• Task item
I need only the number of lines in this data that contain the string "icon".
─── Provided information ───
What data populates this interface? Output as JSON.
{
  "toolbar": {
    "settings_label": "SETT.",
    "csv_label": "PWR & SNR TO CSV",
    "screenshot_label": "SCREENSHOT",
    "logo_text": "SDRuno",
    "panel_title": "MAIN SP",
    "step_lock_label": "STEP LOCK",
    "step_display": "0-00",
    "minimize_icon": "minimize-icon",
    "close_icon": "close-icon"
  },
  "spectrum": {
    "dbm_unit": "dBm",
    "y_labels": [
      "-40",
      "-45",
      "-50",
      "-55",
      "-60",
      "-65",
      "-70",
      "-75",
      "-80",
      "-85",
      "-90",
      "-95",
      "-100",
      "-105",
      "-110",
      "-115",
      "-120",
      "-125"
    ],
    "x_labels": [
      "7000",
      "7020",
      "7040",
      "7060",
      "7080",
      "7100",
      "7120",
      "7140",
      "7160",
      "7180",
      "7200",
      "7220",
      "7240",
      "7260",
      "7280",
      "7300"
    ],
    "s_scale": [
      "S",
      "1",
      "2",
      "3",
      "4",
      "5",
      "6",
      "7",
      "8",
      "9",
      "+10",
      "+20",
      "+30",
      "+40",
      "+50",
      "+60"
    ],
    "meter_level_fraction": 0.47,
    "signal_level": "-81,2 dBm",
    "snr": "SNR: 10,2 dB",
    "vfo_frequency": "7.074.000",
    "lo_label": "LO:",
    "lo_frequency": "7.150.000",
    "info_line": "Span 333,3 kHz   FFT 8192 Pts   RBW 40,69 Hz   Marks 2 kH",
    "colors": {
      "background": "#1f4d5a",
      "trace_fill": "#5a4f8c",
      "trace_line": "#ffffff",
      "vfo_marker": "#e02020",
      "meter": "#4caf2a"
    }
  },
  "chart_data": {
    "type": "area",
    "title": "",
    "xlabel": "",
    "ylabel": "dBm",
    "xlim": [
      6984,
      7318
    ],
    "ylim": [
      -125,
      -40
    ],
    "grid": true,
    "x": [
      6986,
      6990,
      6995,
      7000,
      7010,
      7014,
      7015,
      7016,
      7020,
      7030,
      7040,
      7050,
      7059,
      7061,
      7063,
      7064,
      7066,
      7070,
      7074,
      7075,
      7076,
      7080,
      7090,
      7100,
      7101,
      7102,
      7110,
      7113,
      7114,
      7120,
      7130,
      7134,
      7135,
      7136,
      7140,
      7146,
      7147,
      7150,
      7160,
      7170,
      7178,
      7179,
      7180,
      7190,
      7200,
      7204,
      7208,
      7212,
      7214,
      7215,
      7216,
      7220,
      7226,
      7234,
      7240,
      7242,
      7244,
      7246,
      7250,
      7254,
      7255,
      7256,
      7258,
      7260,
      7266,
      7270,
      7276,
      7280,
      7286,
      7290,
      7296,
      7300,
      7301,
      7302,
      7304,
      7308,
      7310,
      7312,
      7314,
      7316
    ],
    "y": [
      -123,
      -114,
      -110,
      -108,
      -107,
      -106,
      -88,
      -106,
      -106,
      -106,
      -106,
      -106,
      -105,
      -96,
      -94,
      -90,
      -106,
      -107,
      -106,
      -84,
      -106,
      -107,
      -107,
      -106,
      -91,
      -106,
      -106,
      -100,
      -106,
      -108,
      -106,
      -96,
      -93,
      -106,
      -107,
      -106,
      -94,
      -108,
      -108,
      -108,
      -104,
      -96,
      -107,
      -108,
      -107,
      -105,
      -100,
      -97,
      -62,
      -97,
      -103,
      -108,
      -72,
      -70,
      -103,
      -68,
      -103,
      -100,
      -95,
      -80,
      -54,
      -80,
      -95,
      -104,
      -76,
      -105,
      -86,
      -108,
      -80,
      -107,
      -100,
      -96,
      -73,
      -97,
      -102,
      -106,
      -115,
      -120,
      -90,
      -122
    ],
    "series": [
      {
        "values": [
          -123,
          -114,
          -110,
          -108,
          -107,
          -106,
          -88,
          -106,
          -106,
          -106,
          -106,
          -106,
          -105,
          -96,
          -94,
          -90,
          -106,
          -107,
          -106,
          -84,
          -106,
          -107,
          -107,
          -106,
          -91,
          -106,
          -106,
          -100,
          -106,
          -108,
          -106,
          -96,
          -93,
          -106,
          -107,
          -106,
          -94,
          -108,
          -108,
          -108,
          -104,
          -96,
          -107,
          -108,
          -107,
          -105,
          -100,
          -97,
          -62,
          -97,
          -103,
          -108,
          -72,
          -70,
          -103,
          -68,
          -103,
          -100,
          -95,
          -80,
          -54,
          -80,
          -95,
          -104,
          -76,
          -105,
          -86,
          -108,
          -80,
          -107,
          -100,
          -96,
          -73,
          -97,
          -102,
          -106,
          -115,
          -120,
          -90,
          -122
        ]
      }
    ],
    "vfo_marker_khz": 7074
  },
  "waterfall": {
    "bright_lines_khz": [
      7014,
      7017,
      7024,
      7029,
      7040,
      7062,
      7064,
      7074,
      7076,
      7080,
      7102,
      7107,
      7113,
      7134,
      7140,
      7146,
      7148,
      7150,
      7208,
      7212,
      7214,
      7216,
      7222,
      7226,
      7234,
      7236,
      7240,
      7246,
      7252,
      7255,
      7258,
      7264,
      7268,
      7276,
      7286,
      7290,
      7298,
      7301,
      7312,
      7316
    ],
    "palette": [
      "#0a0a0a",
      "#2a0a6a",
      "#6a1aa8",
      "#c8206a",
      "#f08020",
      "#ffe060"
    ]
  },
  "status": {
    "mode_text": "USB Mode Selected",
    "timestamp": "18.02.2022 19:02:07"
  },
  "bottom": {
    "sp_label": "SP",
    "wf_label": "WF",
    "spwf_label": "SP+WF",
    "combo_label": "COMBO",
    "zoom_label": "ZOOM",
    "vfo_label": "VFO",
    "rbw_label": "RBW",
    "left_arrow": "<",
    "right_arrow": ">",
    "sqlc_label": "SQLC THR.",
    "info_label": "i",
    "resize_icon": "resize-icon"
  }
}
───
• Your response
3